Oh, that’s right. I forgot. The B1G doesn’t know the word “flexibility.”

RYAN: Hahaha. You think the Big Ten cares about the precedent set by other conferences? That’s a good one. And I understand that other leagues have scheduled on the fly. The question, to the Big Ten, isn’t whether Nebraska can schedule another team, but rather whether Nebraska should. Is it worth the risk? I understand that Nebraska wants to reward its own players for their hard work by playing a real game, but how does playing a game like this benefit the Big Ten? The risk of a non-B1G program coming in doesn’t serve the B1G’s interests. I’m sympathetic to Nebraska’s frustration because this stinks. The season is already shortened, so missing out on these games stings, especially for a fan base as engaged as Nebraska’s.

I have two questions to build on this debate.

1) What if it wasn’t UT-Chatanooga coming to Lincoln and instead it was another Power 5 program with similar resources and protocols as the Big Ten? Let’s pick a random SEC team with a random defensive coordinator to come to Lincoln like… LSU. Let’s say this was last week and LSU was off because its game against Florida was canceled due to the Gators’ outbreak. Bo Pellini returning to Lincoln would do massive ratings and there would actually be something for the Big Ten to gain in terms of exposure and notoriety. What does the Big Ten say then?

2) How much of the Big Ten’s response to this situation is due to the fact that Nebraska, of all teams, is the one affected? Let’s say the roles were reversed and it was Nebraska that had the outbreak and instead Wisconsin was asking the B1G to allow it to play a random nonconference game. Would the B1G have still struck it down? I guess what I’m wondering is did Nebraska’s contentious relationship with the league have anything to do with this? Or do you think this is a principled stand by the Big Ten?

CONNOR: I have two answers to build on this debate.

1) I suppose you could limit it to Group of 5/FCS teams, but you really don’t have to. Having said that, I think those situations would be next to impossible with Power 5 teams because usually they only face each other with some sort of home-and-home or neutral site matchup. LSU isn’t going to just roll up to Lincoln because it wants to play football. And while I think Nebraska would willingly go to Death Valley, I’d say the Huskers are the exception, not the rule in terms of “play at all costs.” They have more to gain than the defending national champs. That’s why the Group of 5/FCS route makes more sense because they can gladly accept their $1.5 million check, come to Lincoln and then be on their way.
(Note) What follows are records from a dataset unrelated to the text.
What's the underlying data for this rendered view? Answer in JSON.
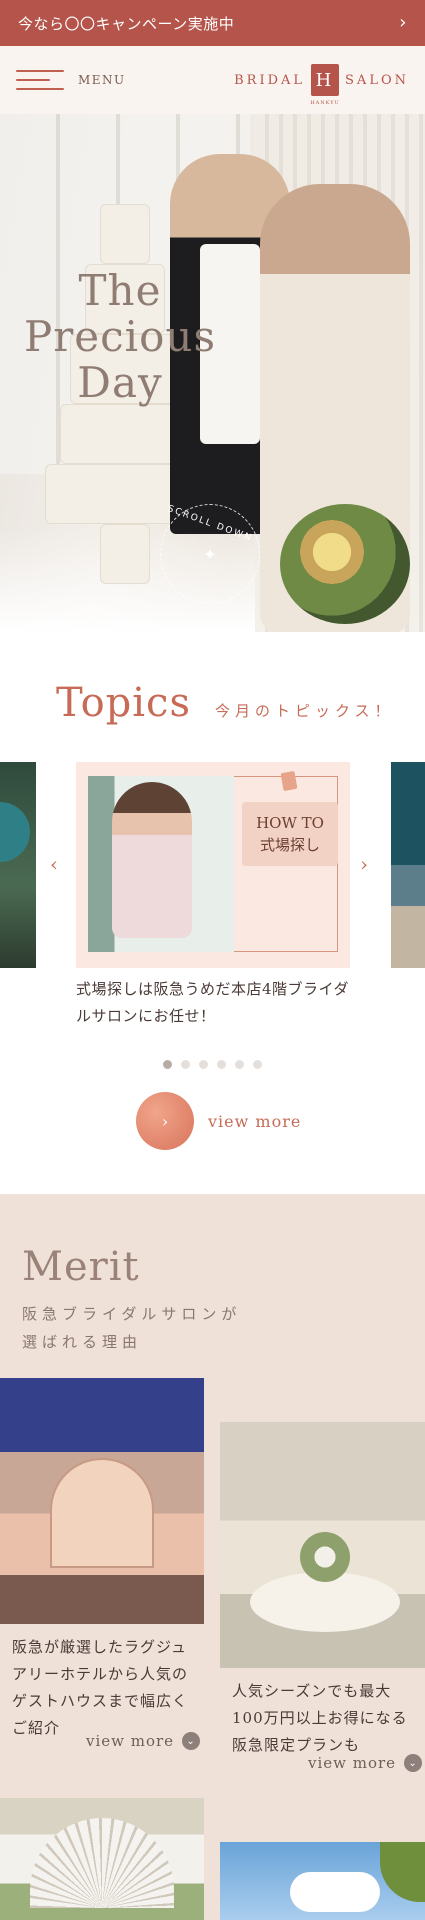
{
  "campaign": {
    "text": "今なら〇〇キャンペーン実施中",
    "chevron": "›"
  },
  "header": {
    "menu_label": "MENU",
    "logo_left": "BRIDAL",
    "logo_mark": "H",
    "logo_right": "SALON",
    "logo_sub": "HANKYU"
  },
  "hero": {
    "title_line1": "The",
    "title_line2": "Precious",
    "title_line3": "Day",
    "scroll_label": "SCROLL DOWN",
    "scroll_star": "✦"
  },
  "topics": {
    "heading_en": "Topics",
    "heading_ja": "今月のトピックス！",
    "prev_arrow": "‹",
    "next_arrow": "›",
    "card": {
      "badge_line1": "HOW TO",
      "badge_line2": "式場探し",
      "caption": "式場探しは阪急うめだ本店4階ブライダルサロンにお任せ！"
    },
    "dots_count": 6,
    "active_dot": 0,
    "view_more": "view more",
    "view_more_arrow": "›"
  },
  "merit": {
    "heading": "Merit",
    "sub_line1": "阪急ブライダルサロンが",
    "sub_line2": "選ばれる理由",
    "items": [
      {
        "text": "阪急が厳選したラグジュアリーホテルから人気のゲストハウスまで幅広くご紹介",
        "more": "view more"
      },
      {
        "text": "人気シーズンでも最大100万円以上お得になる阪急限定プランも",
        "more": "view more"
      }
    ]
  }
}
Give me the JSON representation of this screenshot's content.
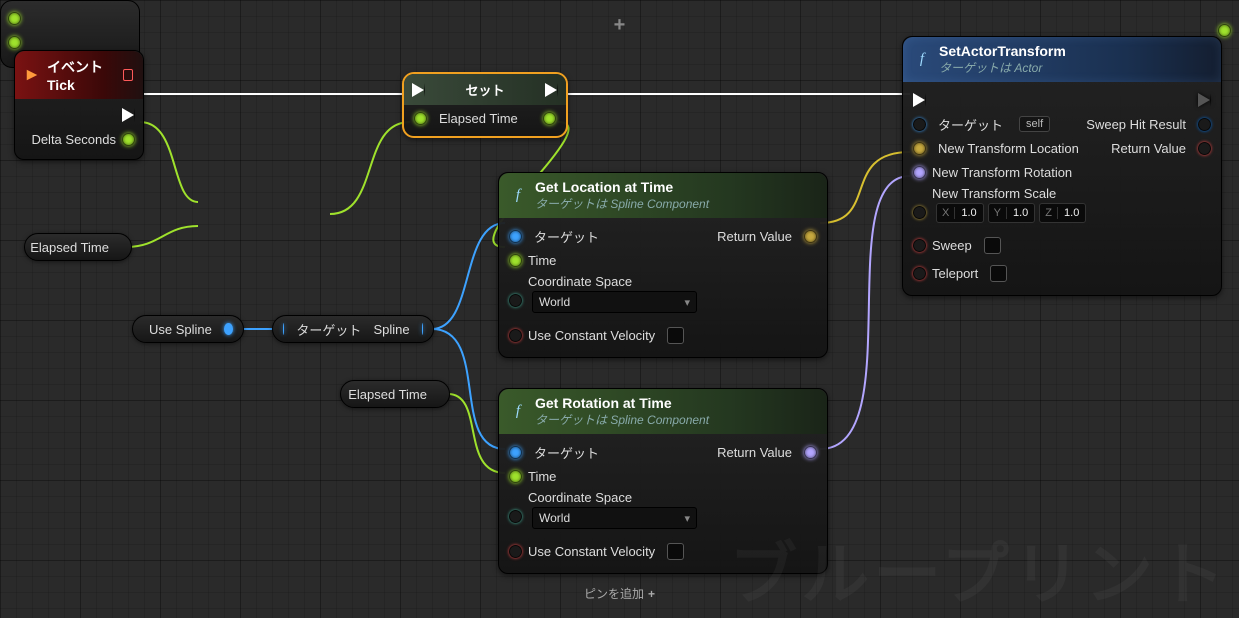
{
  "watermark": "ブループリント",
  "event": {
    "title": "イベント Tick",
    "delta_label": "Delta Seconds"
  },
  "set": {
    "title": "セット",
    "var": "Elapsed Time"
  },
  "add": {
    "sub": "ピンを追加"
  },
  "pills": {
    "elapsed_time_1": "Elapsed Time",
    "use_spline": "Use Spline",
    "target": "ターゲット",
    "spline": "Spline",
    "elapsed_time_2": "Elapsed Time"
  },
  "getloc": {
    "title": "Get Location at Time",
    "subtitle": "ターゲットは Spline Component",
    "pin_target": "ターゲット",
    "pin_time": "Time",
    "coord_label": "Coordinate Space",
    "coord_value": "World",
    "const_vel": "Use Constant Velocity",
    "return": "Return Value"
  },
  "getrot": {
    "title": "Get Rotation at Time",
    "subtitle": "ターゲットは Spline Component",
    "pin_target": "ターゲット",
    "pin_time": "Time",
    "coord_label": "Coordinate Space",
    "coord_value": "World",
    "const_vel": "Use Constant Velocity",
    "return": "Return Value"
  },
  "setx": {
    "title": "SetActorTransform",
    "subtitle": "ターゲットは Actor",
    "pin_target": "ターゲット",
    "self": "self",
    "loc": "New Transform Location",
    "rot": "New Transform Rotation",
    "scale": "New Transform Scale",
    "scale_x": "1.0",
    "scale_y": "1.0",
    "scale_z": "1.0",
    "sweep": "Sweep",
    "teleport": "Teleport",
    "return": "Return Value",
    "sweephit": "Sweep Hit Result"
  }
}
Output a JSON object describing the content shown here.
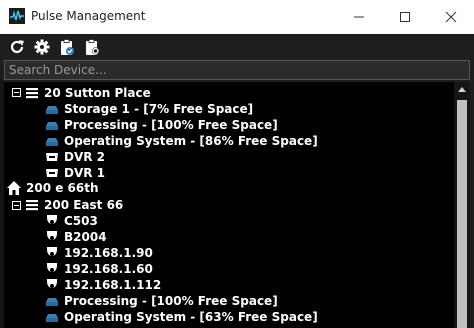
{
  "window": {
    "title": "Pulse Management"
  },
  "toolbar": {
    "icons": [
      "refresh-icon",
      "gear-icon",
      "clipboard-check-icon",
      "clipboard-gear-icon"
    ]
  },
  "search": {
    "placeholder": "Search Device..."
  },
  "colors": {
    "background": "#1e1e1e",
    "tree_background": "#000000",
    "text": "#ffffff",
    "storage_icon": "#3b7fb0"
  },
  "tree": {
    "site1": {
      "label": "20 Sutton Place",
      "children": [
        "Storage 1 - [7% Free Space]",
        "Processing - [100% Free Space]",
        "Operating System - [86% Free Space]",
        "DVR 2",
        "DVR 1"
      ]
    },
    "site2": {
      "label": "200 e 66th",
      "group": {
        "label": "200 East 66",
        "children": [
          "C503",
          "B2004",
          "192.168.1.90",
          "192.168.1.60",
          "192.168.1.112",
          "Processing - [100% Free Space]",
          "Operating System - [63% Free Space]"
        ]
      }
    }
  }
}
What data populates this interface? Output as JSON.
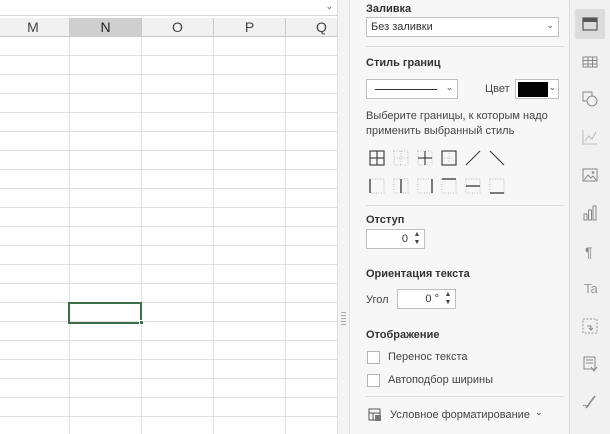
{
  "sheet": {
    "columns": [
      {
        "label": "M",
        "active": false
      },
      {
        "label": "N",
        "active": true
      },
      {
        "label": "O",
        "active": false
      },
      {
        "label": "P",
        "active": false
      },
      {
        "label": "Q",
        "active": false
      }
    ]
  },
  "panel": {
    "fill": {
      "title": "Заливка",
      "value": "Без заливки"
    },
    "border_style": {
      "title": "Стиль границ",
      "color_label": "Цвет",
      "color": "#000000",
      "instruction": "Выберите границы, к которым надо применить выбранный стиль",
      "buttons": [
        "all-borders-icon",
        "inner-borders-icon",
        "inner-cross-icon",
        "outer-border-icon",
        "diagonal-up-icon",
        "diagonal-down-icon",
        "left-border-icon",
        "inner-vertical-icon",
        "right-border-icon",
        "top-border-icon",
        "inner-horizontal-icon",
        "bottom-border-icon"
      ]
    },
    "indent": {
      "title": "Отступ",
      "value": "0"
    },
    "orientation": {
      "title": "Ориентация текста",
      "angle_label": "Угол",
      "angle_value": "0 °"
    },
    "display": {
      "title": "Отображение",
      "wrap_text": "Перенос текста",
      "wrap_checked": false,
      "autofit": "Автоподбор ширины",
      "autofit_checked": false
    },
    "conditional_formatting": "Условное форматирование"
  },
  "toolbar": {
    "tools": [
      {
        "icon": "cell-settings-icon",
        "active": true
      },
      {
        "icon": "table-icon",
        "active": false
      },
      {
        "icon": "shape-icon",
        "active": false
      },
      {
        "icon": "chart-icon",
        "active": false
      },
      {
        "icon": "image-icon",
        "active": false
      },
      {
        "icon": "bar-chart-icon",
        "active": false
      },
      {
        "icon": "paragraph-icon",
        "active": false
      },
      {
        "icon": "text-art-icon",
        "active": false
      },
      {
        "icon": "pivot-table-icon",
        "active": false
      },
      {
        "icon": "slicer-icon",
        "active": false
      },
      {
        "icon": "signature-icon",
        "active": false
      }
    ]
  }
}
2) I’m not a “the B1G totally hates Nebraska” guy, but I do believe this would’ve been received differently if Pat Fitzgerald was behind it. Public perception is already against Nebraska, which made the decision to have a quick trigger that much easier. The Huskers don’t have that kind of power when it comes to rallying the league. Northwestern probably doesn’t either, but I’d give Fitzgerald more of a fighting chance at doing that than Scott Frost. I really do wish that we could’ve watched this play out with Ohio State. Then again, Ohio State did publicly lobby for alternate 2020 scheduling options like Nebraska, though not quite as loudly.

I have one last question for you, and I’ll let you get the last word in. I saw that they actually did put this up to a vote, so disregard my earlier point about it being put up for a vote. Why is it bad that Nebraska wants to play football?

RYAN: There’s nothing wrong with Nebraska wanting to play football. The Huskers are healthy and because that is a luxury in 2020, they want to play a game. I get it, because who knows if Nebraska will have an outbreak later and thus force future cancellations.

In the same vein, why is it bad that the Big Ten wants to stick to the guidelines it established a month ago? Why is it bad that the Big Ten wants to ensure all of its teams are playing under the same protocols the league has established? The entire purpose of going to a conference-only schedule was to control as many variables as possible, and that’s what the Big Ten is doing here.